**Excerpts from an interface dataset:**
________________________

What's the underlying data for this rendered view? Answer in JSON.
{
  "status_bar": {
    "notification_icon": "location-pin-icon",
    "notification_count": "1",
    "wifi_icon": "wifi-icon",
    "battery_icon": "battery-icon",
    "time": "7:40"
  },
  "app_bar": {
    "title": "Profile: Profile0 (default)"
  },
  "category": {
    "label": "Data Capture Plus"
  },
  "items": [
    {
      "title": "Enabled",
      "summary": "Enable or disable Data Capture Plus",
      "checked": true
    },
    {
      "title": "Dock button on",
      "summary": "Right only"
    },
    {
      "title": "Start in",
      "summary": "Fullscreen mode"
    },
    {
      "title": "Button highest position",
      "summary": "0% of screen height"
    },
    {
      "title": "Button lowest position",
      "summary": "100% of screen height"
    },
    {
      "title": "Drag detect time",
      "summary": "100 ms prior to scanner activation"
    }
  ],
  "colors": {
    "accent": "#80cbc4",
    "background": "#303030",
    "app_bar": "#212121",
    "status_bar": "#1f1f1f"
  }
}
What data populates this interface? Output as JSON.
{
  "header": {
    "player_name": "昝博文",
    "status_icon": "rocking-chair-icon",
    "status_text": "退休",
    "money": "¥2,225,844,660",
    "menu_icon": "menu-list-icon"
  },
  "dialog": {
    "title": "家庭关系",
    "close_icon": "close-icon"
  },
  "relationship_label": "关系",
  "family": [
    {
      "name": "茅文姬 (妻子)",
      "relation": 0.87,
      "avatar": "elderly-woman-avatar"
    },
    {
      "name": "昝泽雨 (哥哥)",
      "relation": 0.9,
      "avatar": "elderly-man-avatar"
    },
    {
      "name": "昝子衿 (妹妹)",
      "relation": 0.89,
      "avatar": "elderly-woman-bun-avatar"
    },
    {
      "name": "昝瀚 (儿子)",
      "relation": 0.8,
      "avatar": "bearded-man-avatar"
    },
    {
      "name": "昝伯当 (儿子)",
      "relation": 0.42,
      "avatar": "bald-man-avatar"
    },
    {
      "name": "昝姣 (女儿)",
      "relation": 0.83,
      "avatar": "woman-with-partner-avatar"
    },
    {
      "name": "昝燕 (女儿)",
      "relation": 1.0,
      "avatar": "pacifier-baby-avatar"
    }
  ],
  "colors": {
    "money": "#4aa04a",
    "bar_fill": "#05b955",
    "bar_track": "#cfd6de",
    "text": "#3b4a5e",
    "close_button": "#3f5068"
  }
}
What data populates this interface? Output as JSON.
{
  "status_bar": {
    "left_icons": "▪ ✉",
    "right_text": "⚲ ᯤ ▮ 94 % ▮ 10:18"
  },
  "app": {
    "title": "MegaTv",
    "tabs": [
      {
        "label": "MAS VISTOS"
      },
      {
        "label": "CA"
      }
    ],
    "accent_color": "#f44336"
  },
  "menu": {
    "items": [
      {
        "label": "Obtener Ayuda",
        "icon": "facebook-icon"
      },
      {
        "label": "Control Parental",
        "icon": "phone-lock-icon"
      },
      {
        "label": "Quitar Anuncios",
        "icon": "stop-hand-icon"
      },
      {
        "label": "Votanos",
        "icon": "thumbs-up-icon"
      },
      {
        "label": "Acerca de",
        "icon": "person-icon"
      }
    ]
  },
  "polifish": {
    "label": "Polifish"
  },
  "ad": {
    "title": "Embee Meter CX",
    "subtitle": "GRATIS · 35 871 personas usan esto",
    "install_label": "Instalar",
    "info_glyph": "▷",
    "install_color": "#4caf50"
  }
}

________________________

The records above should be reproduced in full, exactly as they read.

**Exercise answer:**
What's the underlying data for this rendered view? Answer in JSON.
{
  "status_bar": {
    "notification_icon": "location-pin-icon",
    "notification_count": "1",
    "wifi_icon": "wifi-icon",
    "battery_icon": "battery-icon",
    "time": "7:40"
  },
  "app_bar": {
    "title": "Profile: Profile0 (default)"
  },
  "category": {
    "label": "Data Capture Plus"
  },
  "items": [
    {
      "title": "Enabled",
      "summary": "Enable or disable Data Capture Plus",
      "checked": true
    },
    {
      "title": "Dock button on",
      "summary": "Right only"
    },
    {
      "title": "Start in",
      "summary": "Fullscreen mode"
    },
    {
      "title": "Button highest position",
      "summary": "0% of screen height"
    },
    {
      "title": "Button lowest position",
      "summary": "100% of screen height"
    },
    {
      "title": "Drag detect time",
      "summary": "100 ms prior to scanner activation"
    }
  ],
  "colors": {
    "accent": "#80cbc4",
    "background": "#303030",
    "app_bar": "#212121",
    "status_bar": "#1f1f1f"
  }
}
What data populates this interface? Output as JSON.
{
  "header": {
    "player_name": "昝博文",
    "status_icon": "rocking-chair-icon",
    "status_text": "退休",
    "money": "¥2,225,844,660",
    "menu_icon": "menu-list-icon"
  },
  "dialog": {
    "title": "家庭关系",
    "close_icon": "close-icon"
  },
  "relationship_label": "关系",
  "family": [
    {
      "name": "茅文姬 (妻子)",
      "relation": 0.87,
      "avatar": "elderly-woman-avatar"
    },
    {
      "name": "昝泽雨 (哥哥)",
      "relation": 0.9,
      "avatar": "elderly-man-avatar"
    },
    {
      "name": "昝子衿 (妹妹)",
      "relation": 0.89,
      "avatar": "elderly-woman-bun-avatar"
    },
    {
      "name": "昝瀚 (儿子)",
      "relation": 0.8,
      "avatar": "bearded-man-avatar"
    },
    {
      "name": "昝伯当 (儿子)",
      "relation": 0.42,
      "avatar": "bald-man-avatar"
    },
    {
      "name": "昝姣 (女儿)",
      "relation": 0.83,
      "avatar": "woman-with-partner-avatar"
    },
    {
      "name": "昝燕 (女儿)",
      "relation": 1.0,
      "avatar": "pacifier-baby-avatar"
    }
  ],
  "colors": {
    "money": "#4aa04a",
    "bar_fill": "#05b955",
    "bar_track": "#cfd6de",
    "text": "#3b4a5e",
    "close_button": "#3f5068"
  }
}
What data populates this interface? Output as JSON.
{
  "status_bar": {
    "left_icons": "▪ ✉",
    "right_text": "⚲ ᯤ ▮ 94 % ▮ 10:18"
  },
  "app": {
    "title": "MegaTv",
    "tabs": [
      {
        "label": "MAS VISTOS"
      },
      {
        "label": "CA"
      }
    ],
    "accent_color": "#f44336"
  },
  "menu": {
    "items": [
      {
        "label": "Obtener Ayuda",
        "icon": "facebook-icon"
      },
      {
        "label": "Control Parental",
        "icon": "phone-lock-icon"
      },
      {
        "label": "Quitar Anuncios",
        "icon": "stop-hand-icon"
      },
      {
        "label": "Votanos",
        "icon": "thumbs-up-icon"
      },
      {
        "label": "Acerca de",
        "icon": "person-icon"
      }
    ]
  },
  "polifish": {
    "label": "Polifish"
  },
  "ad": {
    "title": "Embee Meter CX",
    "subtitle": "GRATIS · 35 871 personas usan esto",
    "install_label": "Instalar",
    "info_glyph": "▷",
    "install_color": "#4caf50"
  }
}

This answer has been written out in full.